**WHAT TO PRODUCE:** Each line below that carries the string "files" must appear in the answer.

INPUT DATA START

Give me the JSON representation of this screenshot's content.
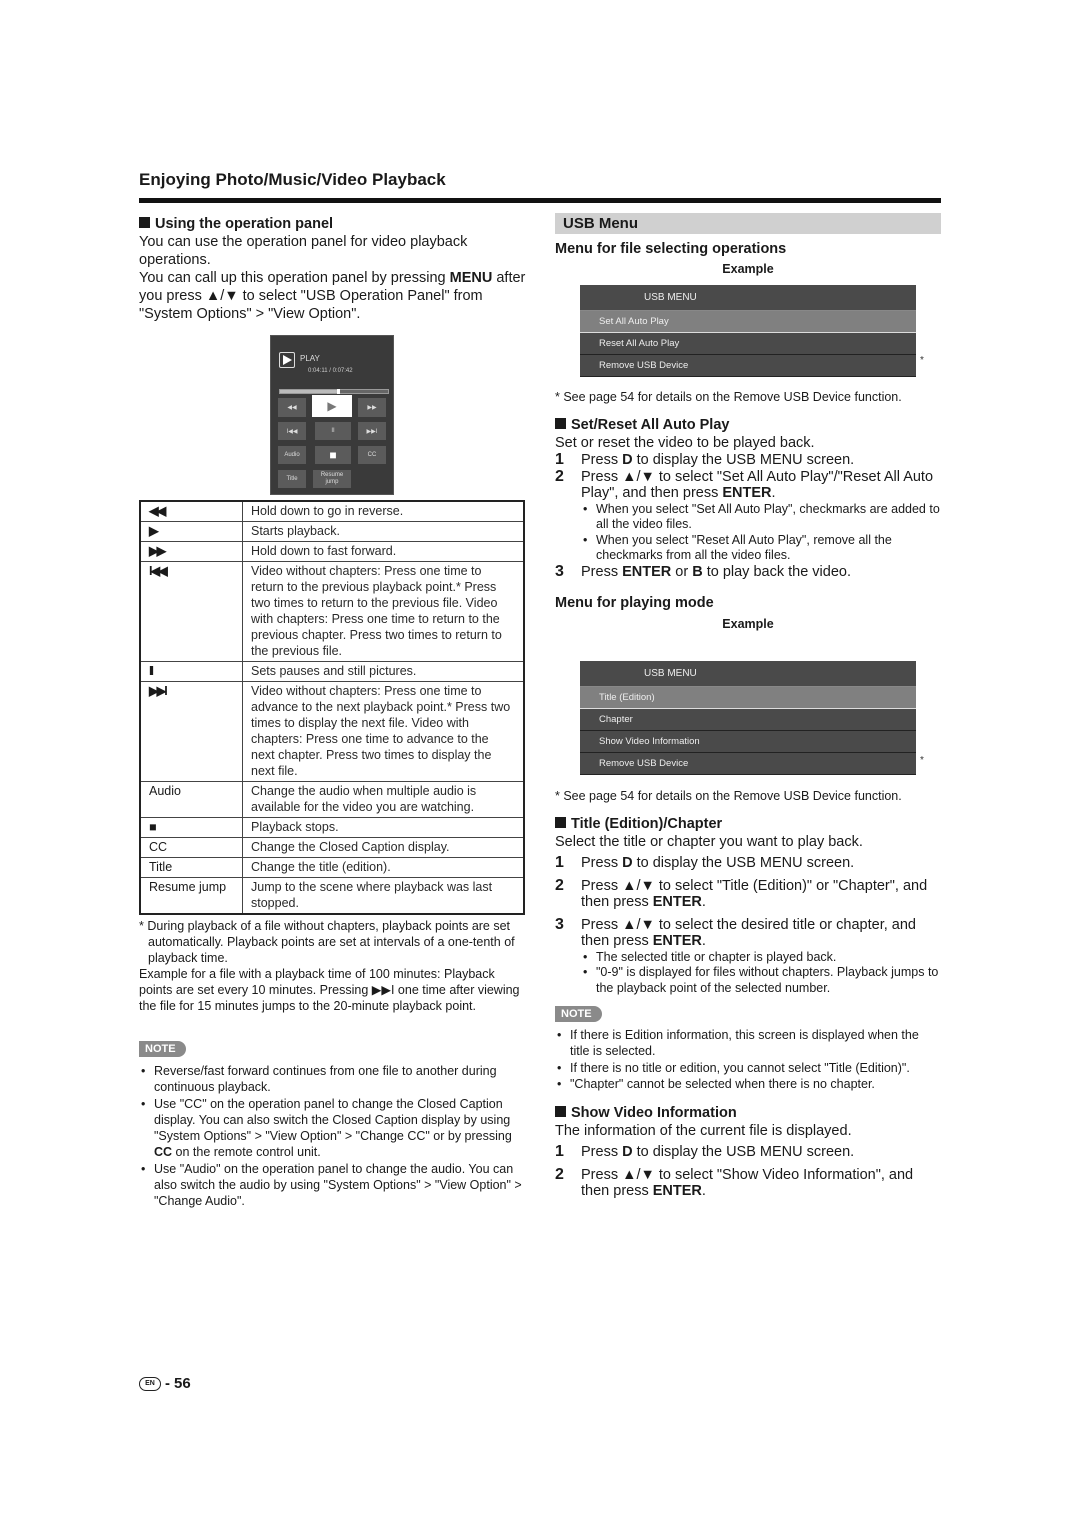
{
  "page": {
    "title": "Enjoying Photo/Music/Video Playback",
    "page_number": "56",
    "language_badge": "EN"
  },
  "left": {
    "operation_panel_section": {
      "heading": "Using the operation panel",
      "intro1": "You can use the operation panel for video playback operations.",
      "intro2_pre": "You can call up this operation panel by pressing ",
      "intro2_key": "MENU",
      "intro2_post": " after you press ▲/▼ to select \"USB Operation Panel\" from \"System Options\" > \"View Option\"."
    },
    "panel": {
      "status": "PLAY",
      "time": "0:04:11 / 0:07:42",
      "progress_fraction": 0.54,
      "buttons": {
        "rewind": "◀◀",
        "play": "▶",
        "fast_forward": "▶▶",
        "prev": "I◀◀",
        "pause": "II",
        "next": "▶▶I",
        "audio": "Audio",
        "stop": "■",
        "cc": "CC",
        "title": "Title",
        "resume_jump": "Resume jump"
      }
    },
    "table": [
      {
        "key": "◀◀",
        "desc": "Hold down to go in reverse."
      },
      {
        "key": "▶",
        "desc": "Starts playback."
      },
      {
        "key": "▶▶",
        "desc": "Hold down to fast forward."
      },
      {
        "key": "I◀◀",
        "desc": "Video without chapters: Press one time to return to the previous playback point.* Press two times to return to the previous file. Video with chapters: Press one time to return to the previous chapter. Press two times to return to the previous file."
      },
      {
        "key": "II",
        "desc": "Sets pauses and still pictures."
      },
      {
        "key": "▶▶I",
        "desc": "Video without chapters: Press one time to advance to the next playback point.* Press two times to display the next file. Video with chapters: Press one time to advance to the next chapter. Press two times to display the next file."
      },
      {
        "key": "Audio",
        "desc": "Change the audio when multiple audio is available for the video you are watching."
      },
      {
        "key": "■",
        "desc": "Playback stops."
      },
      {
        "key": "CC",
        "desc": "Change the Closed Caption display."
      },
      {
        "key": "Title",
        "desc": "Change the title (edition)."
      },
      {
        "key": "Resume jump",
        "desc": "Jump to the scene where playback was last stopped."
      }
    ],
    "footnote": "* During playback of a file without chapters, playback points are set automatically. Playback points are set at intervals of a one-tenth of playback time.",
    "example_text": "Example for a file with a playback time of 100 minutes: Playback points are set every 10 minutes. Pressing ▶▶I one time after viewing the file for 15 minutes jumps to the 20-minute playback point.",
    "note_label": "NOTE",
    "notes": [
      "Reverse/fast forward continues from one file to another during continuous playback.",
      "Use \"CC\" on the operation panel to change the Closed Caption display. You can also switch the Closed Caption display by using \"System Options\" > \"View Option\" > \"Change CC\" or by pressing CC on the remote control unit.",
      "Use \"Audio\" on the operation panel to change the audio. You can also switch the audio by using \"System Options\" > \"View Option\" > \"Change Audio\"."
    ]
  },
  "right": {
    "usb_menu_heading": "USB Menu",
    "file_ops": {
      "heading": "Menu for file selecting operations",
      "example_label": "Example",
      "menu_title": "USB MENU",
      "items": [
        "Set All Auto Play",
        "Reset All Auto Play",
        "Remove USB Device"
      ],
      "selected_index": 0,
      "asterisk": "*",
      "footnote": "* See page 54 for details on the Remove USB Device function."
    },
    "set_reset": {
      "heading": "Set/Reset All Auto Play",
      "intro": "Set or reset the video to be played back.",
      "step1": {
        "num": "1",
        "pre": "Press ",
        "key": "D",
        "post": " to display the USB MENU screen."
      },
      "step2": {
        "num": "2",
        "pre": "Press ▲/▼ to select \"Set All Auto Play\"/\"Reset All Auto Play\", and then press ",
        "key": "ENTER",
        "post": "."
      },
      "step2_notes": [
        "When you select \"Set All Auto Play\", checkmarks are added to all the video files.",
        "When you select \"Reset All Auto Play\", remove all the checkmarks from all the video files."
      ],
      "step3": {
        "num": "3",
        "pre": "Press ",
        "key": "ENTER",
        "mid": " or ",
        "key2": "B",
        "post": " to play back the video."
      }
    },
    "play_mode": {
      "heading": "Menu for playing mode",
      "example_label": "Example",
      "menu_title": "USB MENU",
      "items": [
        "Title (Edition)",
        "Chapter",
        "Show Video Information",
        "Remove USB Device"
      ],
      "selected_index": 0,
      "asterisk": "*",
      "footnote": "* See page 54 for details on the Remove USB Device function."
    },
    "title_chapter": {
      "heading": "Title (Edition)/Chapter",
      "intro": "Select the title or chapter you want to play back.",
      "step1": {
        "num": "1",
        "pre": "Press ",
        "key": "D",
        "post": " to display the USB MENU screen."
      },
      "step2": {
        "num": "2",
        "pre": "Press ▲/▼ to select \"Title (Edition)\" or \"Chapter\", and then press ",
        "key": "ENTER",
        "post": "."
      },
      "step3": {
        "num": "3",
        "pre": "Press ▲/▼ to select the desired title or chapter, and then press ",
        "key": "ENTER",
        "post": "."
      },
      "step3_notes": [
        "The selected title or chapter is played back.",
        "\"0-9\" is displayed for files without chapters. Playback jumps to the playback point of the selected number."
      ]
    },
    "note_label": "NOTE",
    "notes": [
      "If there is Edition information, this screen is displayed when the title is selected.",
      "If there is no title or edition, you cannot select \"Title (Edition)\".",
      "\"Chapter\" cannot be selected when there is no chapter."
    ],
    "show_video": {
      "heading": "Show Video Information",
      "intro": "The information of the current file is displayed.",
      "step1": {
        "num": "1",
        "pre": "Press ",
        "key": "D",
        "post": " to display the USB MENU screen."
      },
      "step2": {
        "num": "2",
        "pre": "Press ▲/▼ to select \"Show Video Information\", and then press ",
        "key": "ENTER",
        "post": "."
      }
    }
  }
}
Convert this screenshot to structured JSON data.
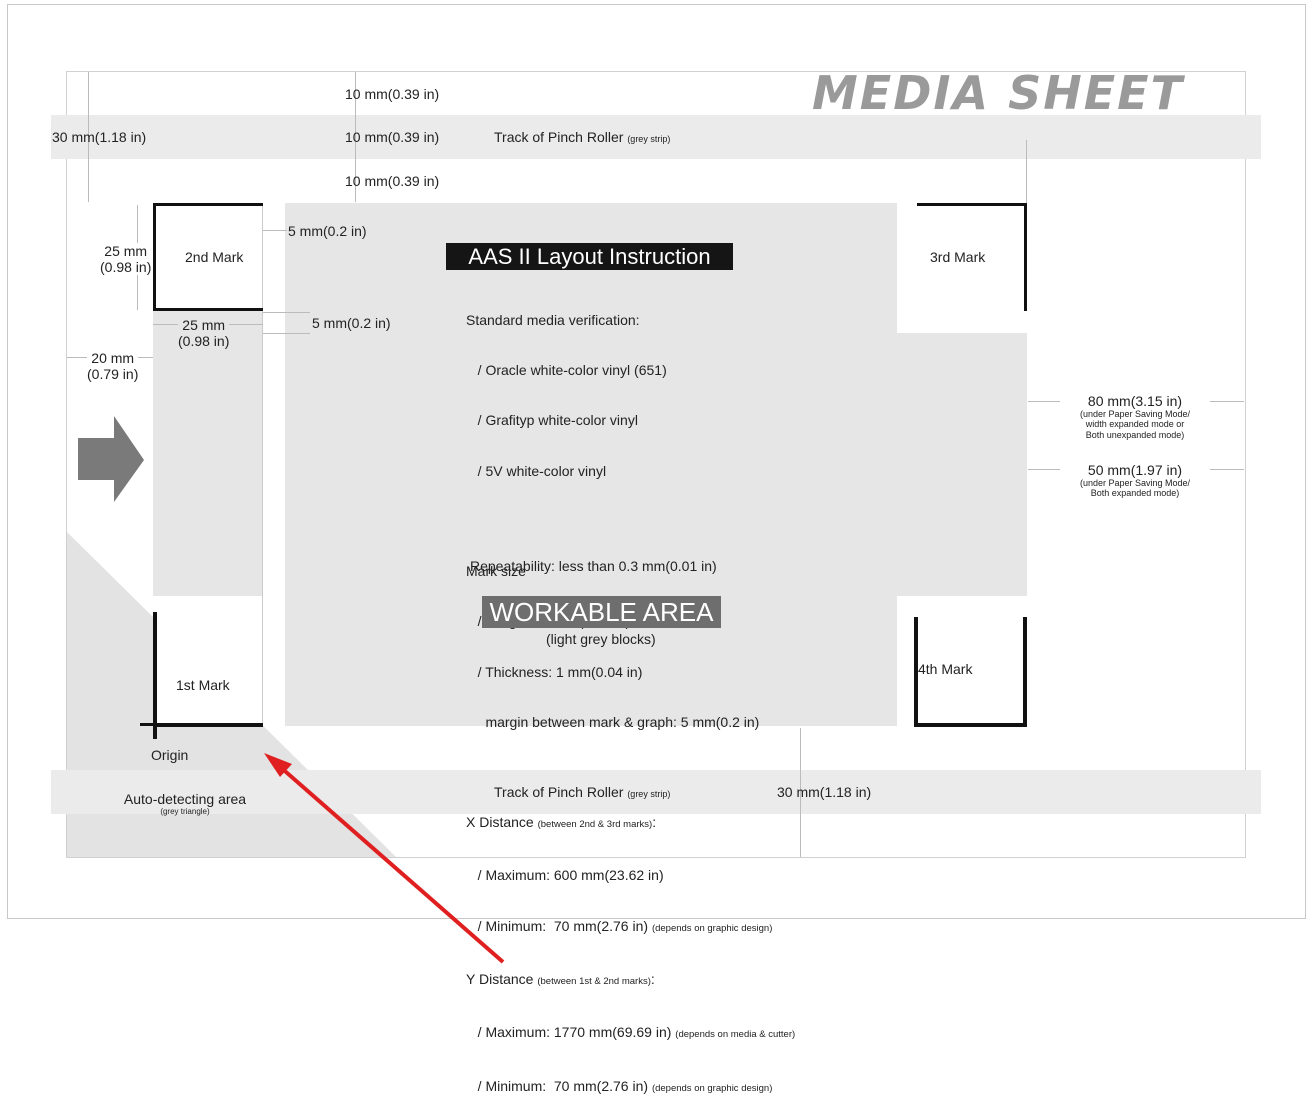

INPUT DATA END

**THE COMPLETED TASK:**
        "When you select \"Set All Auto Play\", checkmarks are added to all the video files.",
        "When you select \"Reset All Auto Play\", remove all the checkmarks from all the video files."
        "\"0-9\" is displayed for files without chapters. Playback jumps to the playback point of the selected number."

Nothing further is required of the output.